Korean Doctors Not Allowed to Talk to Media About Unkown Virus
It was the 93rd day since the 15-month-old baby girl had been hospitalized with flu-like symptoms, which turned out to be an unidentified acute lung disease that has claimed the lives of four patients since May.
“I went to Busan (where she was hospitalized) upon hearing the news, had her cremated and came back,” Jeon Hyo-taek, the father, told The Korea Herald on Tuesday outside Asan Medical Center in Seoul. In Korea, when a baby that young dies, he or she is usually cremated without any funeral service.
Jeon, an army officer, was calm and showed little emotion as he spoke. But when he tried to show mobile phone pictures of his beloved girl, his hands trembled.
He will mourn for Jin-ju later, he said. Now, he has a wife and another daughter to care for.
In intensive care units here at Asan, his 32-year-old wife Baek Hyun-jung and 6-year-old daughter Ju-young are struggling for their lives. Both are battling the same mysterious disease that took Jin-ju’s life.
Jeon’s family is the first reported case in which members of the same family have caught the disease. In the past two months, eight patients have been confirmed stricken with the disease that causes severe scarring and thickening of lung tissue. Seven of them were expecting or recently gave birth. Four of them died.
“At first, we didn’t know what was happening,” Jeon said.
Jin-ju first developed the symptoms ― coughing and difficulty breathing ― around the middle of March. Soon after, her mother and Ju-young showed similar symptoms and were hospitalized at the same hospital with Jin-ju in Busan.
On June 7, the mom and older child were transferred to Asan, where other patients with the disease are receiving treatment. By that time, Jin-ju’s condition had deteriorated to a point where she wasn’t able to make the transfer.
Last week, Baek received a lung transplant and is now recovering.
Ju-young, however, remains in a critical condition, relying on a respirator to breathe.
“It’s bad, very bad,” Jeon said, asked about the condition of his daughter.
Her lungs barely function. But for a little girl like her, the odds of survival for lung transplant surgery are low. Moreover, they don’t know how long she will have to wait for a suitable lung. He was told so by doctors.
The Korea Herald tried to talk to the doctors treating them, but to no avail. “We are not allowed to talk to the media regarding this disease,” a spokesperson at the Asan hospital said.
Have you been noticing the number of mutations that have been in the news as of late? Scarlet fever. E.coli. Viruses are on the rise. Stay tuned for more to come.

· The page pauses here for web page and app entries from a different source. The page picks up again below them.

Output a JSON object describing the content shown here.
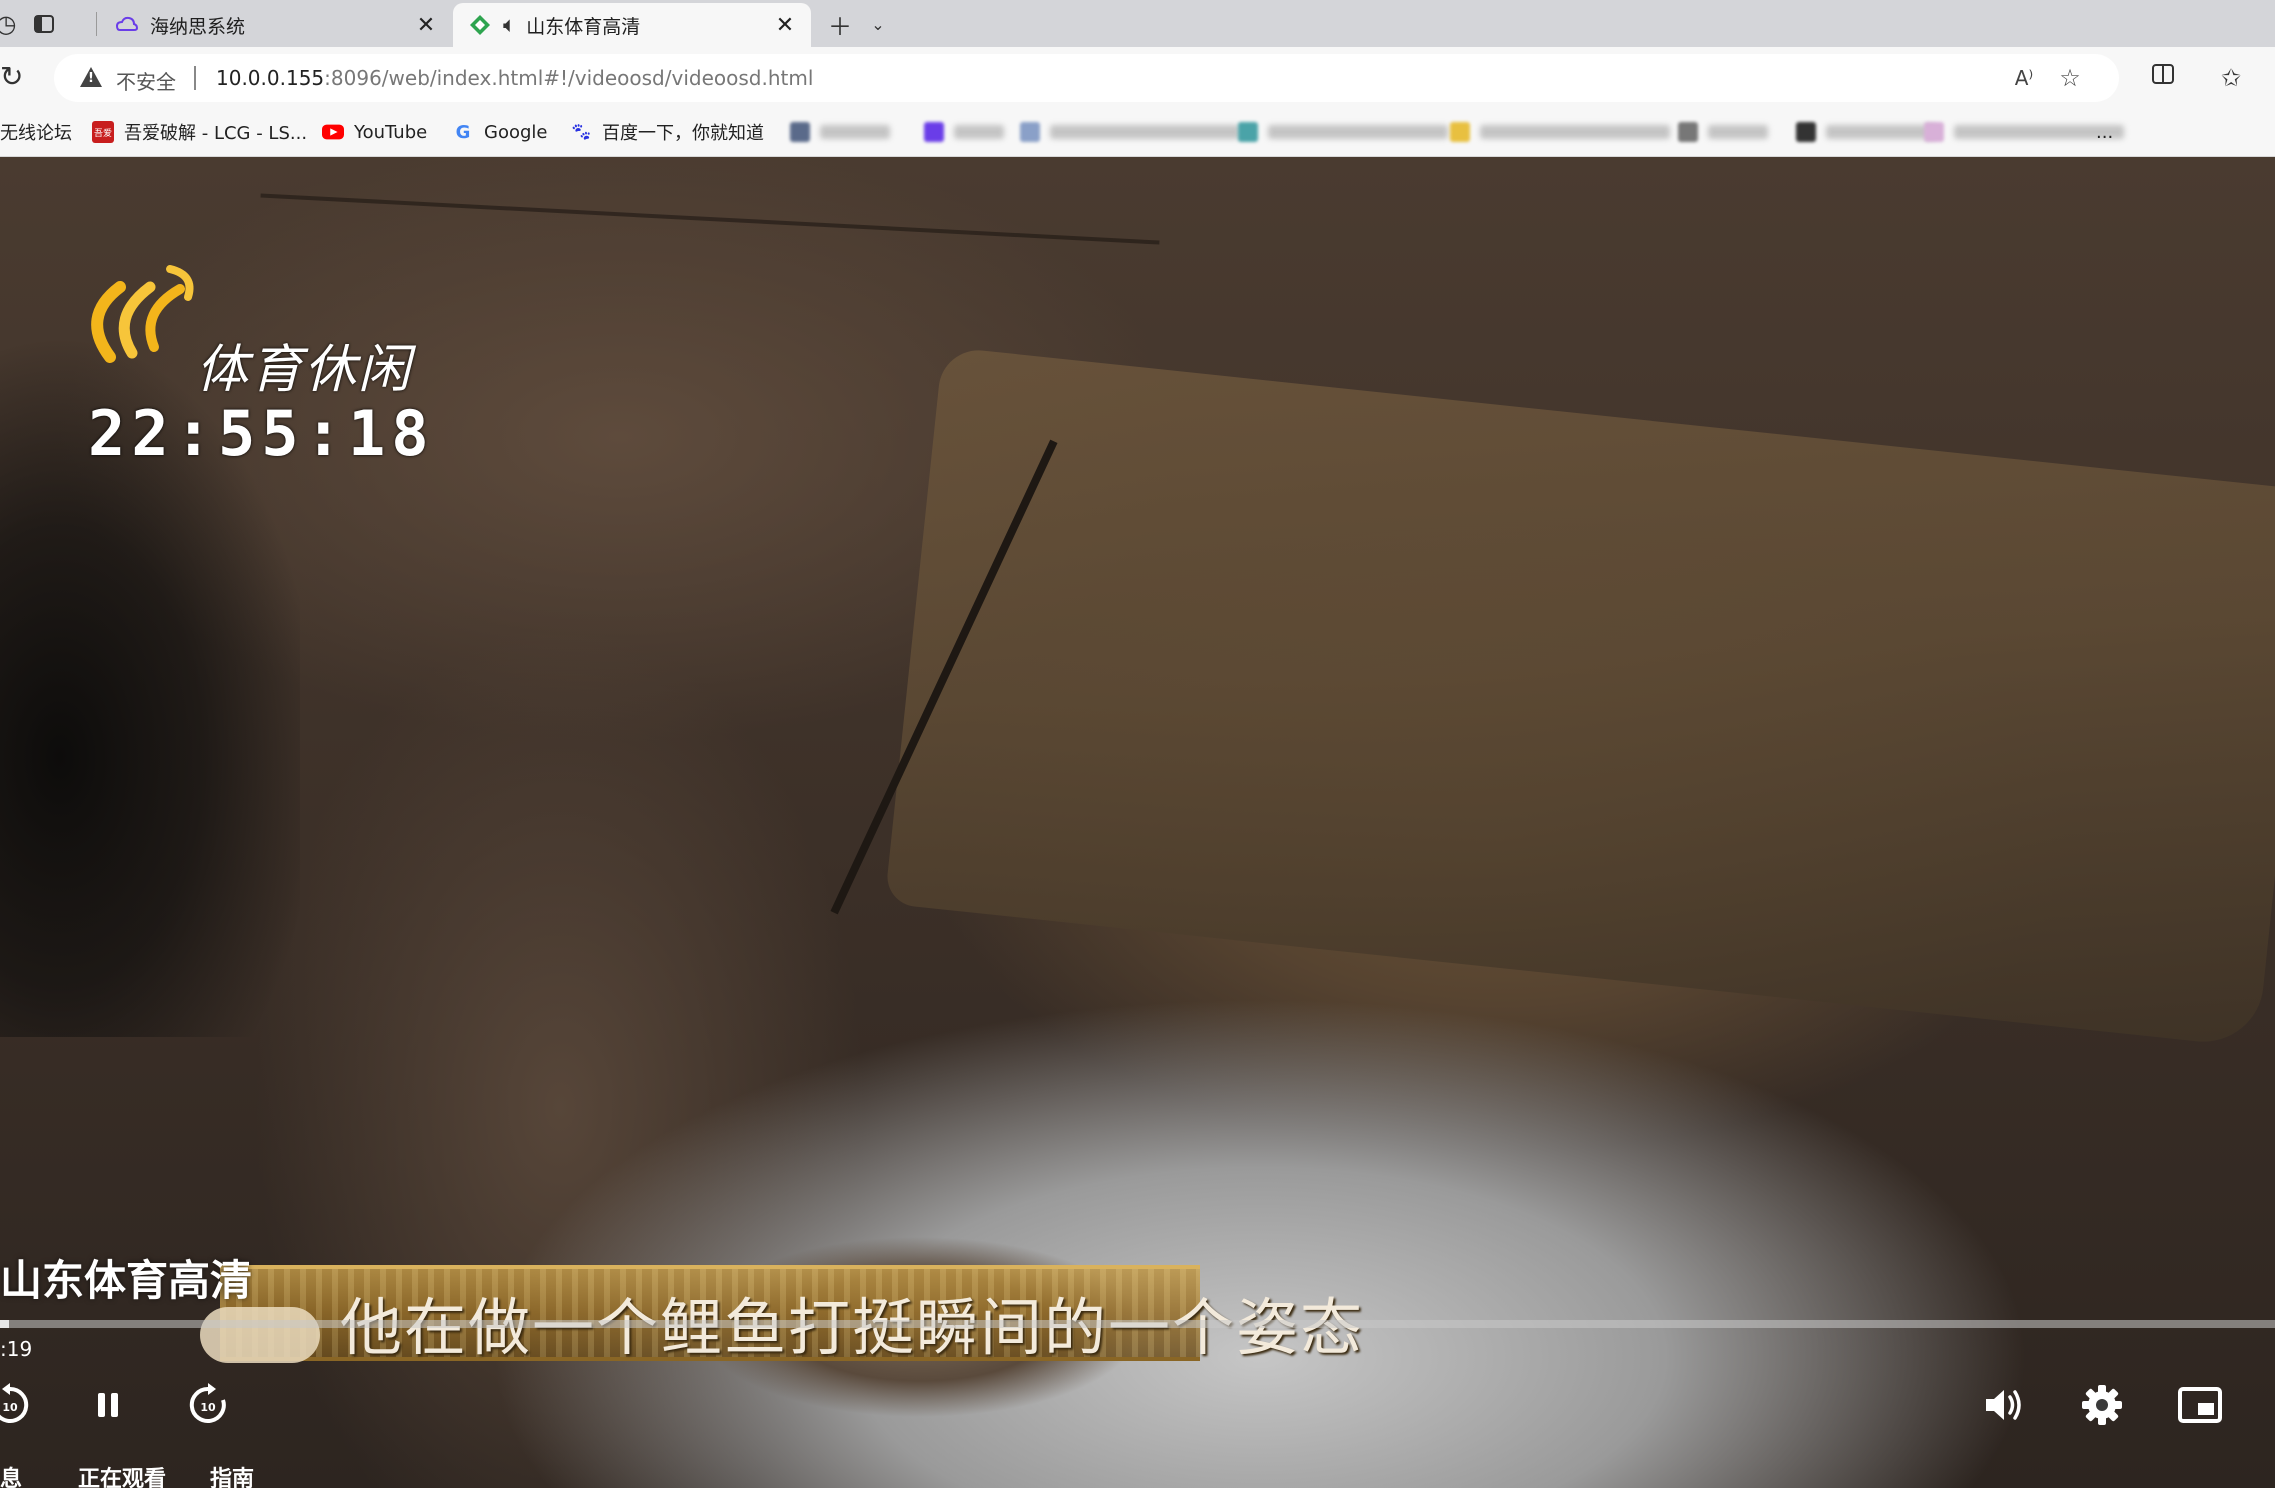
{
  "tabs": [
    {
      "title": "海纳思系统",
      "favicon": "cloud-icon",
      "active": false
    },
    {
      "title": "山东体育高清",
      "favicon": "green-diamond-icon",
      "active": true,
      "audio": true
    }
  ],
  "address_bar": {
    "security_label": "不安全",
    "url_host": "10.0.0.155",
    "url_rest": ":8096/web/index.html#!/videoosd/videoosd.html"
  },
  "bookmarks": [
    {
      "label": "无线论坛",
      "icon": "forum-icon"
    },
    {
      "label": "吾爱破解 - LCG - LS...",
      "icon": "52pojie-icon"
    },
    {
      "label": "YouTube",
      "icon": "youtube-icon"
    },
    {
      "label": "Google",
      "icon": "google-icon"
    },
    {
      "label": "百度一下，你就知道",
      "icon": "baidu-icon"
    }
  ],
  "overflow_label": "...",
  "video": {
    "channel_logo_text": "体育休闲",
    "clock": "22:55:18",
    "subtitle": "他在做一个鲤鱼打挺瞬间的一个姿态",
    "title": "山东体育高清",
    "elapsed": ":19"
  },
  "player": {
    "rewind_label": "10",
    "forward_label": "10",
    "bottom_buttons": [
      "信息",
      "正在观看",
      "指南"
    ]
  },
  "colors": {
    "tabstrip_bg": "#d4d5d9",
    "toolbar_bg": "#f7f7f7",
    "youtube_red": "#ff0000",
    "accent_purple": "#6a3de8"
  }
}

Hospitals will become overwhelmed by the sheer number of people that are infected. Boiling water is still the best defense against water born diseases, and should also be boiled to bathe with. People living in flooded areas should follow this precaution.
The animal kingdom will also suffer from the effects. Those with pets in the infected areas should boil their drinking water also. Pets that are permitted free range will become infected. Livestock will also be at risk from the new strains of bacteria that are in the toxic brew if permitted to drink the tainted water.

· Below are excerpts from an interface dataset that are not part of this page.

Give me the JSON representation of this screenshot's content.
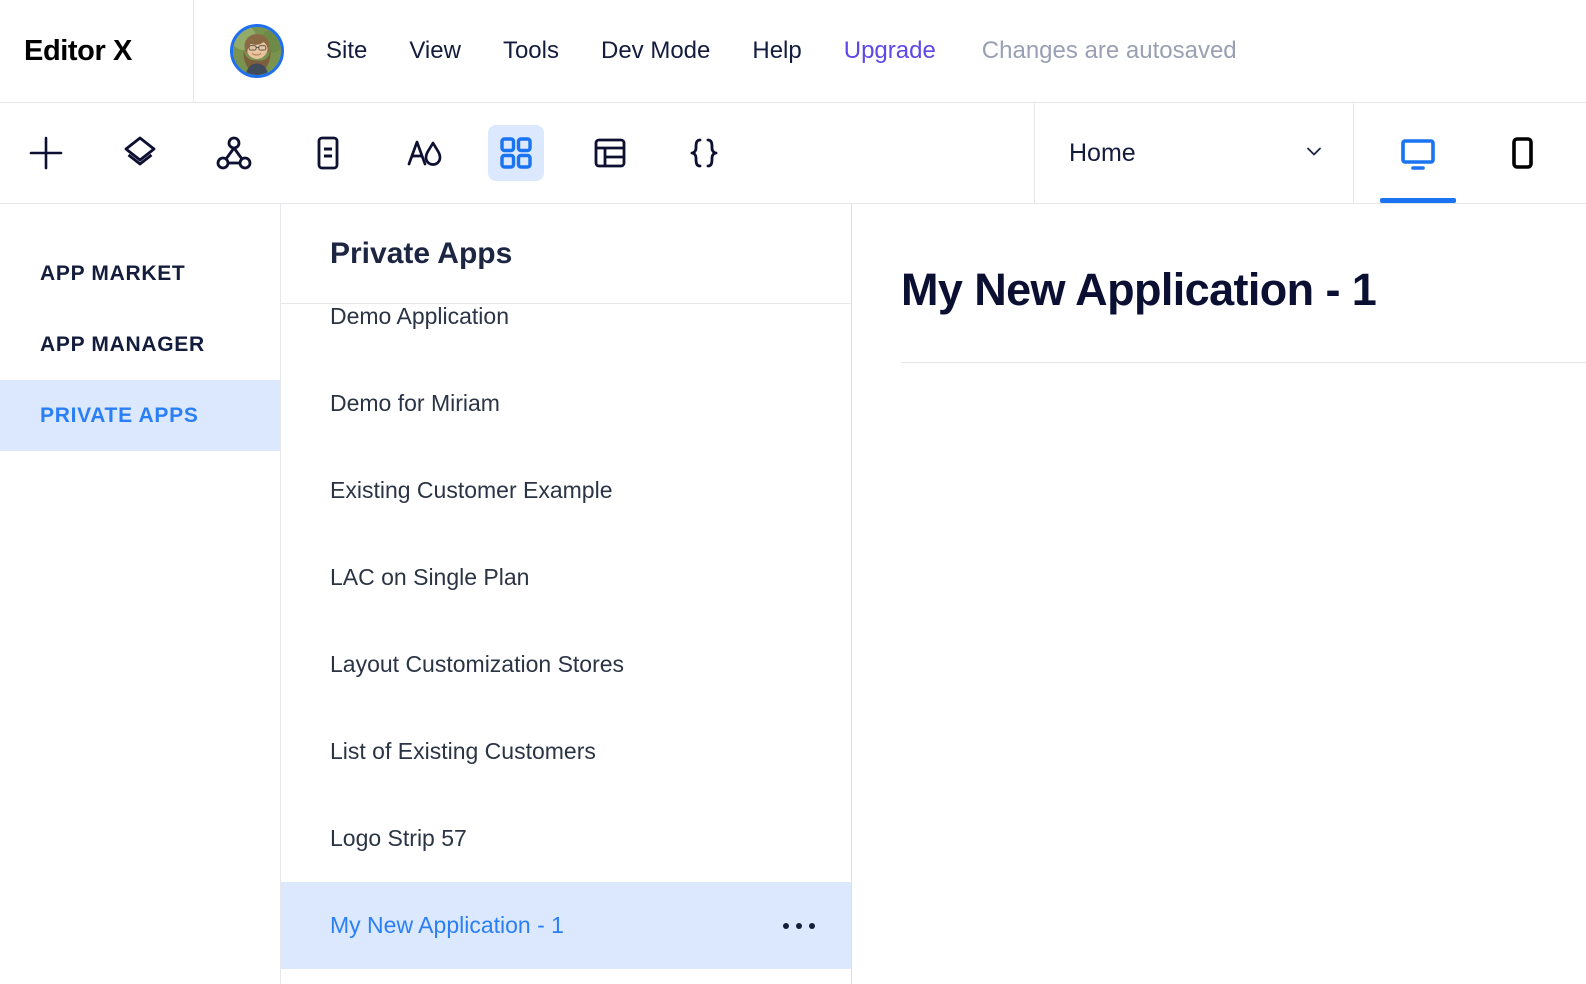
{
  "header": {
    "logo": "Editor X",
    "logo_mark": "X",
    "avatar_name": "user-avatar",
    "menu": [
      {
        "label": "Site",
        "style": "default"
      },
      {
        "label": "View",
        "style": "default"
      },
      {
        "label": "Tools",
        "style": "default"
      },
      {
        "label": "Dev Mode",
        "style": "default"
      },
      {
        "label": "Help",
        "style": "default"
      }
    ],
    "upgrade_label": "Upgrade",
    "autosave_label": "Changes are autosaved"
  },
  "toolbar": {
    "tools": [
      {
        "name": "add-icon",
        "label": "Add"
      },
      {
        "name": "layers-icon",
        "label": "Layers"
      },
      {
        "name": "interactions-icon",
        "label": "Interactions"
      },
      {
        "name": "pages-icon",
        "label": "Pages"
      },
      {
        "name": "theme-icon",
        "label": "Theme"
      },
      {
        "name": "apps-grid-icon",
        "label": "Apps",
        "active": true
      },
      {
        "name": "database-icon",
        "label": "CMS"
      },
      {
        "name": "code-icon",
        "label": "Dev Mode Code"
      }
    ],
    "page_selector": {
      "value": "Home",
      "chevron": "chevron-down-icon"
    },
    "viewports": [
      {
        "name": "desktop-view-icon",
        "label": "Desktop",
        "active": true
      },
      {
        "name": "mobile-view-icon",
        "label": "Mobile",
        "active": false
      }
    ]
  },
  "sidebar": {
    "items": [
      {
        "label": "APP MARKET",
        "active": false
      },
      {
        "label": "APP MANAGER",
        "active": false
      },
      {
        "label": "PRIVATE APPS",
        "active": true
      }
    ]
  },
  "private_apps": {
    "title": "Private Apps",
    "items": [
      {
        "label": "Demo Application",
        "selected": false
      },
      {
        "label": "Demo for Miriam",
        "selected": false
      },
      {
        "label": "Existing Customer Example",
        "selected": false
      },
      {
        "label": "LAC on Single Plan",
        "selected": false
      },
      {
        "label": "Layout Customization Stores",
        "selected": false
      },
      {
        "label": "List of Existing Customers",
        "selected": false
      },
      {
        "label": "Logo Strip 57",
        "selected": false
      },
      {
        "label": "My New Application - 1",
        "selected": true,
        "menu": "more-options-icon"
      }
    ]
  },
  "detail": {
    "title": "My New Application - 1"
  },
  "colors": {
    "accent_blue": "#2b7ff6",
    "highlight_bg": "#dbe8fe",
    "upgrade_purple": "#5e48e8",
    "text_dark": "#131c3d",
    "muted": "#9aa0b4",
    "border": "#e5e7eb"
  }
}
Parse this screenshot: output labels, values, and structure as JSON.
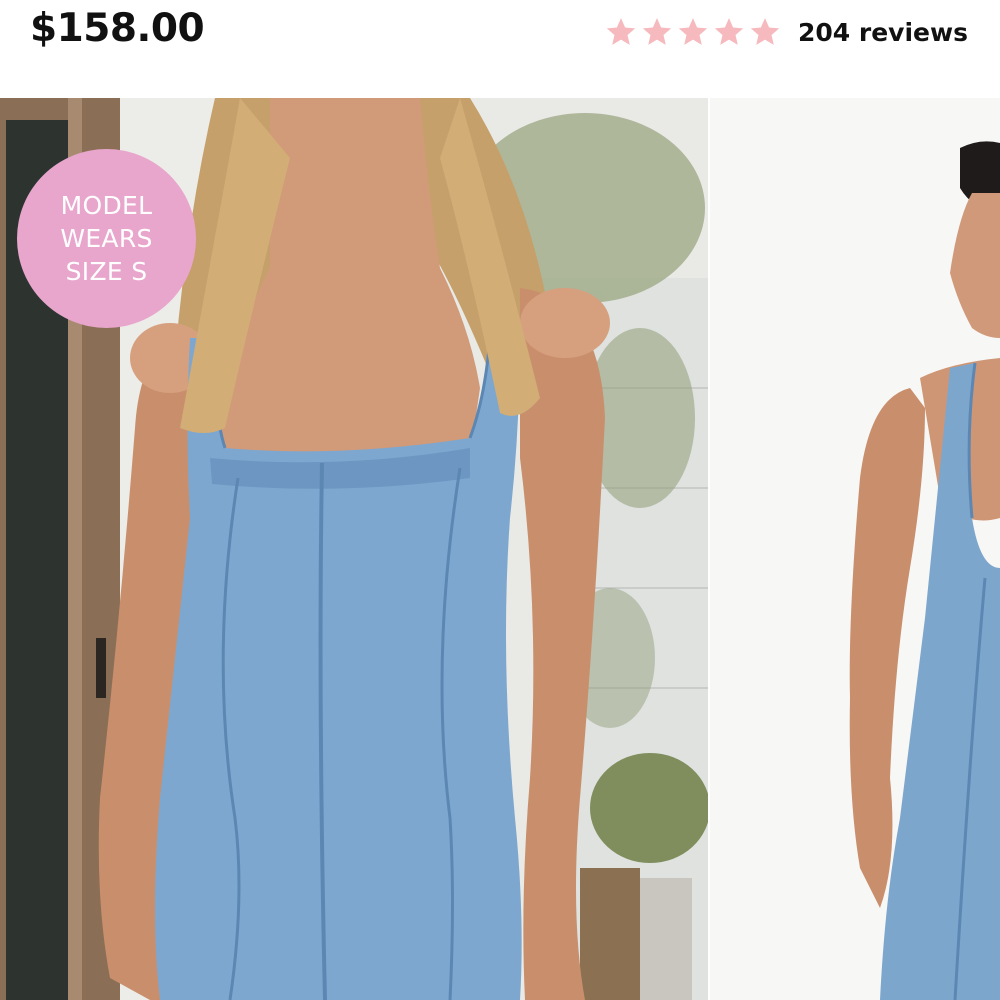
{
  "product": {
    "price": "$158.00",
    "rating": {
      "stars": 5,
      "reviews_label": "204 reviews",
      "star_color": "#f6b9bd"
    }
  },
  "badge": {
    "lines": [
      "MODEL",
      "WEARS",
      "SIZE S"
    ],
    "color": "#e8a6cd"
  },
  "gallery": {
    "images": [
      {
        "icon": "model-front-photo"
      },
      {
        "icon": "model-side-photo"
      }
    ]
  }
}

The Antijaboks have done their work. You are now forewarned of what to expect.